→ **Your assignment**: Do any lines in the data below contain "JSON"? If so, copy every one of them.

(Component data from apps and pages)
--------------------------------

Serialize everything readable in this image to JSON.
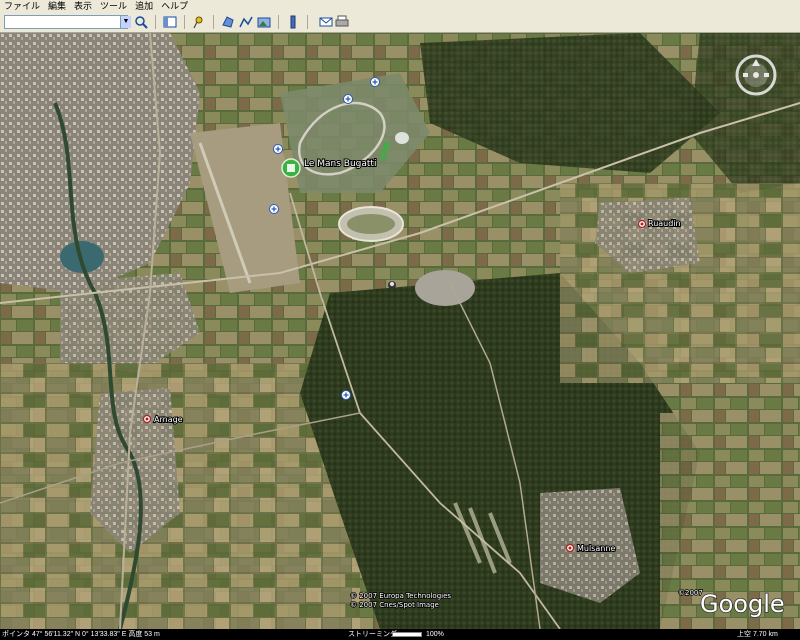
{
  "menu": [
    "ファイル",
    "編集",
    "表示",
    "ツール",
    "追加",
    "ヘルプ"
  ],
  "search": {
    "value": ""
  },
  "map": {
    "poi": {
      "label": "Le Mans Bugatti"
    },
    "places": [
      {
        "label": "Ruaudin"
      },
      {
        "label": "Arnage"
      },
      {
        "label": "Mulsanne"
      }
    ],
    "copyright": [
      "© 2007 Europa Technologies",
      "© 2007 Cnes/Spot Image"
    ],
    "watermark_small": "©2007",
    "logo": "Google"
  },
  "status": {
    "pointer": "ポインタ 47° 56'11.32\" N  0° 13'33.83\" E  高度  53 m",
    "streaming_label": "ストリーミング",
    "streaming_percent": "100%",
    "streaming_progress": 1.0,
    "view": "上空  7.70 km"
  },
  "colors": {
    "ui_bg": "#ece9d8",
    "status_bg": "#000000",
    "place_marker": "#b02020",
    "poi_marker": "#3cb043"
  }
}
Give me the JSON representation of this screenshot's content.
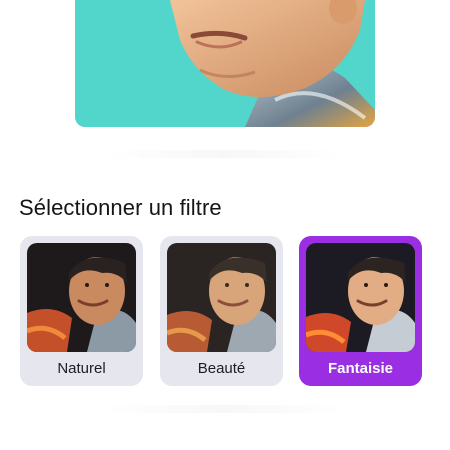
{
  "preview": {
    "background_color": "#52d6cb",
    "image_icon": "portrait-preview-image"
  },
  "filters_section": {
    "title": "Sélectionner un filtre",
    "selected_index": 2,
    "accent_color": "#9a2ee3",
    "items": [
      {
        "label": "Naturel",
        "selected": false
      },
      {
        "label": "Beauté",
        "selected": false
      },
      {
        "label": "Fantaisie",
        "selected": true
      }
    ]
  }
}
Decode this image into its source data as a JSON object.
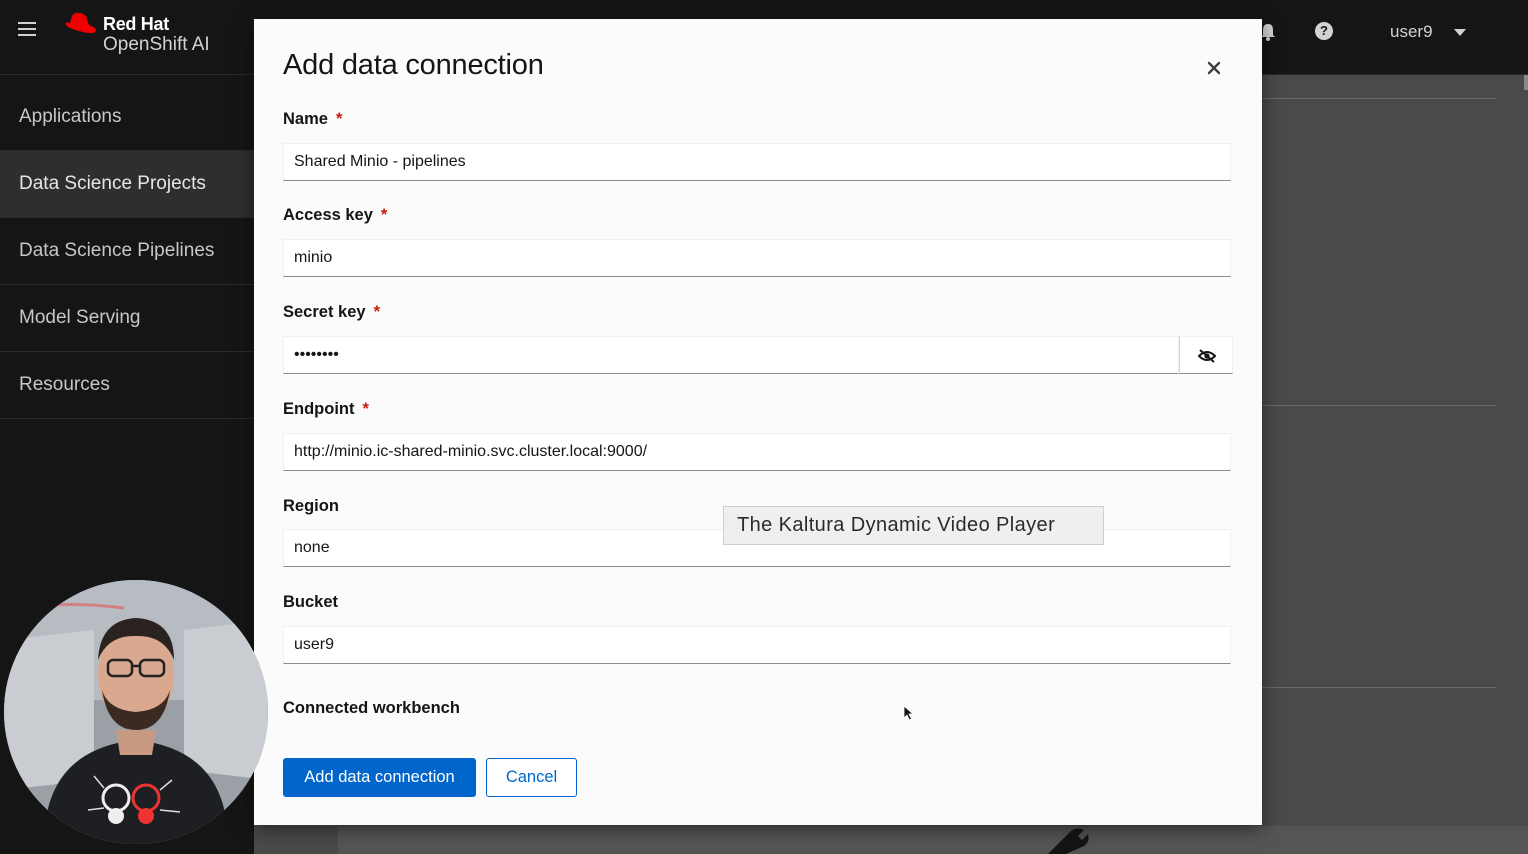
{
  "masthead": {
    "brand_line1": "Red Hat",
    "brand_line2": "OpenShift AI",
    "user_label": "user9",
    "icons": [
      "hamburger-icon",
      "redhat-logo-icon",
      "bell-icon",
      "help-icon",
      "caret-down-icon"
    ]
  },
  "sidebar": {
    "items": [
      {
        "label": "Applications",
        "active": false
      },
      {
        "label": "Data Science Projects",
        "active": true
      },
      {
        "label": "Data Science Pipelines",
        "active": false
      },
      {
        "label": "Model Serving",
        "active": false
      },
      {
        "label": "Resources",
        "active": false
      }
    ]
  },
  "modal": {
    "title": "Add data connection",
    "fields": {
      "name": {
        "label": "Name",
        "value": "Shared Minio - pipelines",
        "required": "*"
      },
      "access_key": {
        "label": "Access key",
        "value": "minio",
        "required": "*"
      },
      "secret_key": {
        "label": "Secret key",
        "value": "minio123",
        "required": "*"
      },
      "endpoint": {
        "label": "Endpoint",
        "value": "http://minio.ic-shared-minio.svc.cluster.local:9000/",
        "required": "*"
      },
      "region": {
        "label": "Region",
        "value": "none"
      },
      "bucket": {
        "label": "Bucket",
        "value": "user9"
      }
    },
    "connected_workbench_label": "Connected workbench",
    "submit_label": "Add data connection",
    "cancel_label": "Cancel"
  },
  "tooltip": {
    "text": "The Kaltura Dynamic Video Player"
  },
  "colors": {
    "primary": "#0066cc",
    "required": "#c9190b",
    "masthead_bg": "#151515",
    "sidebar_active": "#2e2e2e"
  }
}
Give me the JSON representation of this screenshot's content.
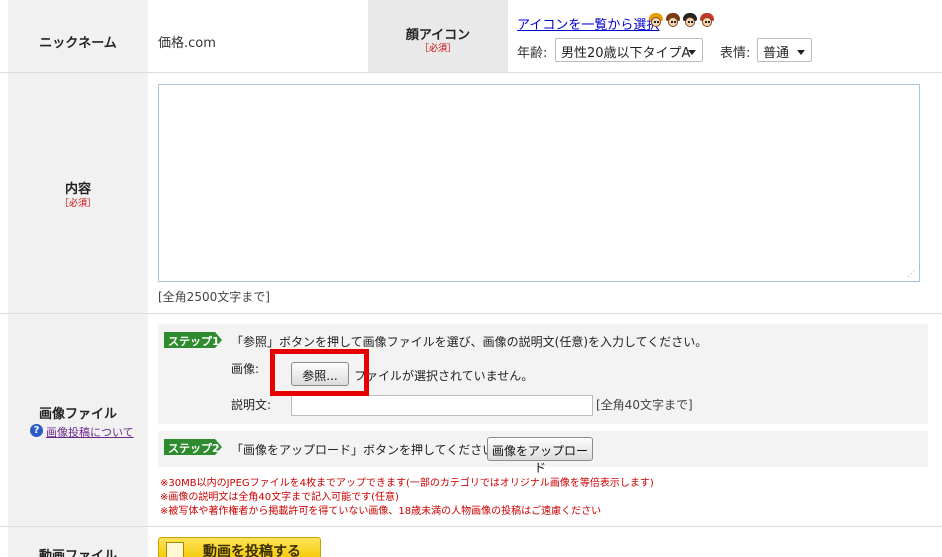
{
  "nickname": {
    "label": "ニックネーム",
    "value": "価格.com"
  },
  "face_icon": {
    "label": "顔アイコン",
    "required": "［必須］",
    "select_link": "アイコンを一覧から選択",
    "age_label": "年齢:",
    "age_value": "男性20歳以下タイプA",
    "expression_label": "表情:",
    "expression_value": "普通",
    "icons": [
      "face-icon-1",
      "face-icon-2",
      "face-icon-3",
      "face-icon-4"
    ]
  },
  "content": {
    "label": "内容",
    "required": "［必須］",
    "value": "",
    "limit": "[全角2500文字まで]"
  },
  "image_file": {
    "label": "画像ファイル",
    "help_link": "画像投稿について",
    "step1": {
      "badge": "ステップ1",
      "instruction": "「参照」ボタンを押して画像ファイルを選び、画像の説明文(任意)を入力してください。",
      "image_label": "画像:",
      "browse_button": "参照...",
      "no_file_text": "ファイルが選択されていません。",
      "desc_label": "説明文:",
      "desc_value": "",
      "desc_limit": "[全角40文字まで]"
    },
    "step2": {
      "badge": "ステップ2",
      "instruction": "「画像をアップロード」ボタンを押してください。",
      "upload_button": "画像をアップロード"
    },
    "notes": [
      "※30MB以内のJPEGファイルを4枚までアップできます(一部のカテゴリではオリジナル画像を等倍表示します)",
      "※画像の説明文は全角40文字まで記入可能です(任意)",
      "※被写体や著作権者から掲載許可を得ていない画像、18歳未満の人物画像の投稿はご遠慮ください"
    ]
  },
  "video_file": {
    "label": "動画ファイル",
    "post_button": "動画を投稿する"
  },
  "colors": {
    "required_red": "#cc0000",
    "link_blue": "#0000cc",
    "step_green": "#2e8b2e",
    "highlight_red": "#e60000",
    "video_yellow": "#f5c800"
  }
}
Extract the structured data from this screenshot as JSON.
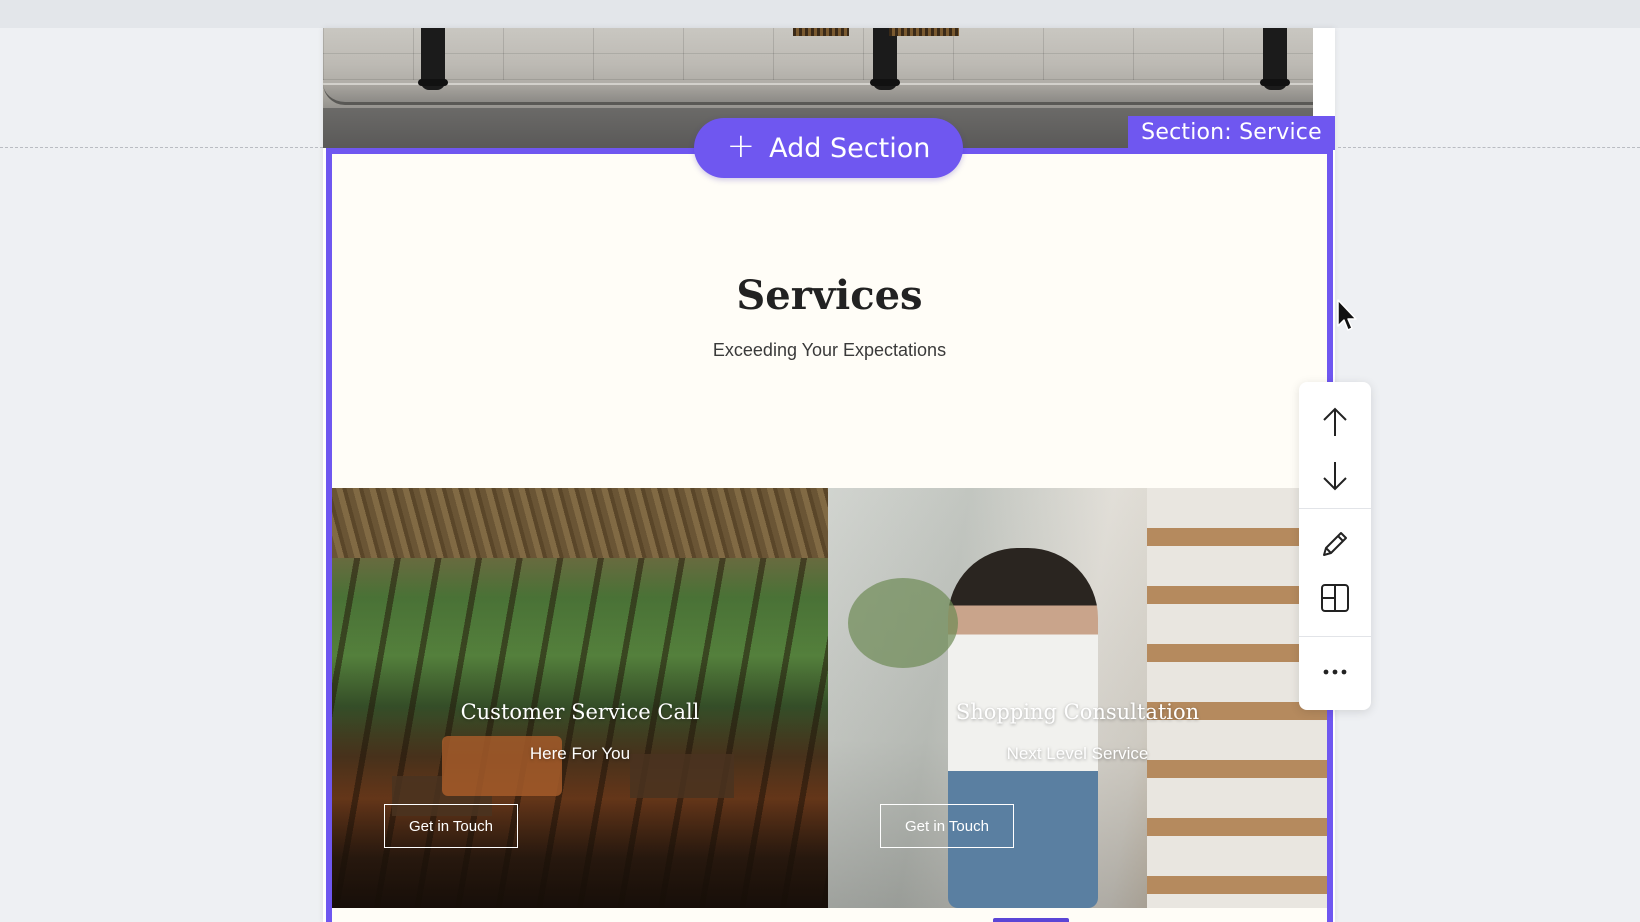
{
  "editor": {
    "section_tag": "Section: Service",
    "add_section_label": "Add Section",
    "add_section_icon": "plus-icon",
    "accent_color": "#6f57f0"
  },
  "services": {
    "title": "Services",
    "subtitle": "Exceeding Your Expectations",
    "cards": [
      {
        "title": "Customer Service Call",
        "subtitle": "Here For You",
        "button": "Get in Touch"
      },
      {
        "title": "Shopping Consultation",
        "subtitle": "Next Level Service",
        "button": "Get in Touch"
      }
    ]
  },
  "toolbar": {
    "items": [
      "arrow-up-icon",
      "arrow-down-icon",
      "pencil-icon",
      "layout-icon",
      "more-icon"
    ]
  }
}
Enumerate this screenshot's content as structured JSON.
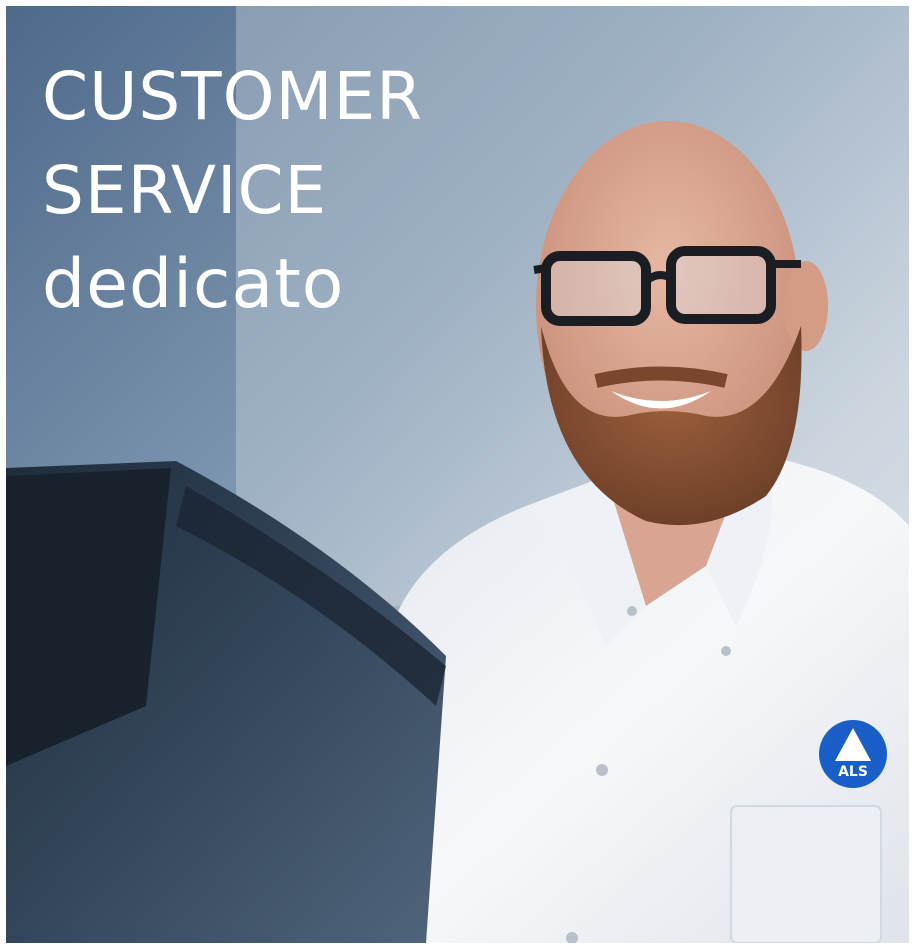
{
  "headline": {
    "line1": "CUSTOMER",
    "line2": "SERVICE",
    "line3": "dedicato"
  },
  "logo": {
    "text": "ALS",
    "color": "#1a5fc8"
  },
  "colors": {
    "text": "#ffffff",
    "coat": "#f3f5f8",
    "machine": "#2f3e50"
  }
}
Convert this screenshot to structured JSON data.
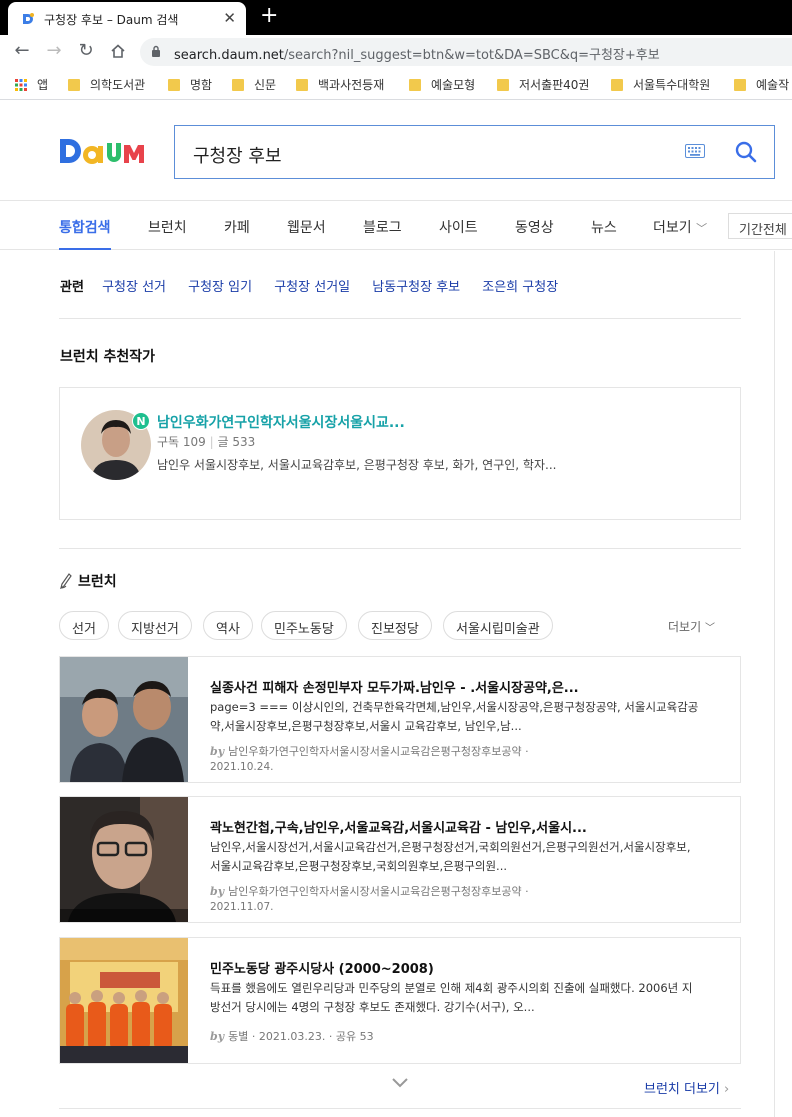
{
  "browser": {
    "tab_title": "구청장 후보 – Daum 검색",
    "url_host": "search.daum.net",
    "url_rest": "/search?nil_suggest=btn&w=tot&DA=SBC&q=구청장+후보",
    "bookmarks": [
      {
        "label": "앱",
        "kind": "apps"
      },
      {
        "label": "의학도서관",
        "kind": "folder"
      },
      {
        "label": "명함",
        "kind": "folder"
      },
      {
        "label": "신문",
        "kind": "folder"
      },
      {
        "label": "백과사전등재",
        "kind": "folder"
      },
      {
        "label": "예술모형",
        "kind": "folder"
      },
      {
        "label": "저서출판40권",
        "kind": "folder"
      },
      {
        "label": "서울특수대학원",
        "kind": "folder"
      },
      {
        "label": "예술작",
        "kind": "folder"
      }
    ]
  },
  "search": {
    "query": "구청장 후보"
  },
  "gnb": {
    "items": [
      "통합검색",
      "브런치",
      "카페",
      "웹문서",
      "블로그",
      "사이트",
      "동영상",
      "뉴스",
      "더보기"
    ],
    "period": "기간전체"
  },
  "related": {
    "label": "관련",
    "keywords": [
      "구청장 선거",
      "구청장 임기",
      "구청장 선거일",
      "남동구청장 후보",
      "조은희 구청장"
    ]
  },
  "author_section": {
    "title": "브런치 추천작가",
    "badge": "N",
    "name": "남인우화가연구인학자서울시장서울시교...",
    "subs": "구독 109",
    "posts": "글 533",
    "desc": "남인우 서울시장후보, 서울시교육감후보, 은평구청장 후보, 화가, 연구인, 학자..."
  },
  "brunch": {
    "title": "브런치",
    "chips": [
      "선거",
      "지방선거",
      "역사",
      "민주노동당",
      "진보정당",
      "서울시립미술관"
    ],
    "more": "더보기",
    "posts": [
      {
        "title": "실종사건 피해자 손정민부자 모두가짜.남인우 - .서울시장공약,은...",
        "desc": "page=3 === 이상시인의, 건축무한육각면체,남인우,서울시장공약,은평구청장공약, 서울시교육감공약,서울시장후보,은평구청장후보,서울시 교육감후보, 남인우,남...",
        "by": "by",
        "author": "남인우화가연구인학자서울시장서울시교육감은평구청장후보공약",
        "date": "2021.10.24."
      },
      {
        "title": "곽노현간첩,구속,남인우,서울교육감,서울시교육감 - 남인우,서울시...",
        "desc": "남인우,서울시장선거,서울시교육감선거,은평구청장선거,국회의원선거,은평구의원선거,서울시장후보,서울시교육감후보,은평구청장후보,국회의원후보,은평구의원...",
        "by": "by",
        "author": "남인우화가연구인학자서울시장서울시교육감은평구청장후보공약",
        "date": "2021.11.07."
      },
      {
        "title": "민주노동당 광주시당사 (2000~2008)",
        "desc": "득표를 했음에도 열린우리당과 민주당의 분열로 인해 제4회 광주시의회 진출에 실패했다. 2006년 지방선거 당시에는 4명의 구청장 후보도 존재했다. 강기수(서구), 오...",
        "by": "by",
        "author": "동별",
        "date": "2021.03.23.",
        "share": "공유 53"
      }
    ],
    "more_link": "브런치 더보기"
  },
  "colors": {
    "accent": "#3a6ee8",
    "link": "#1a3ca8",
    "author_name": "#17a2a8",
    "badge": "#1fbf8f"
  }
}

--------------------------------

→ **Exercise response**:
Serialize everything readable in this image to JSON.
Give me the JSON representation of this screenshot's content.
Decode this image into its source data as a JSON object.
Give me the JSON representation of this screenshot's content.
Extract the structured data from this screenshot as JSON.
Enumerate this screenshot's content as structured JSON.
Convert this screenshot to structured JSON data.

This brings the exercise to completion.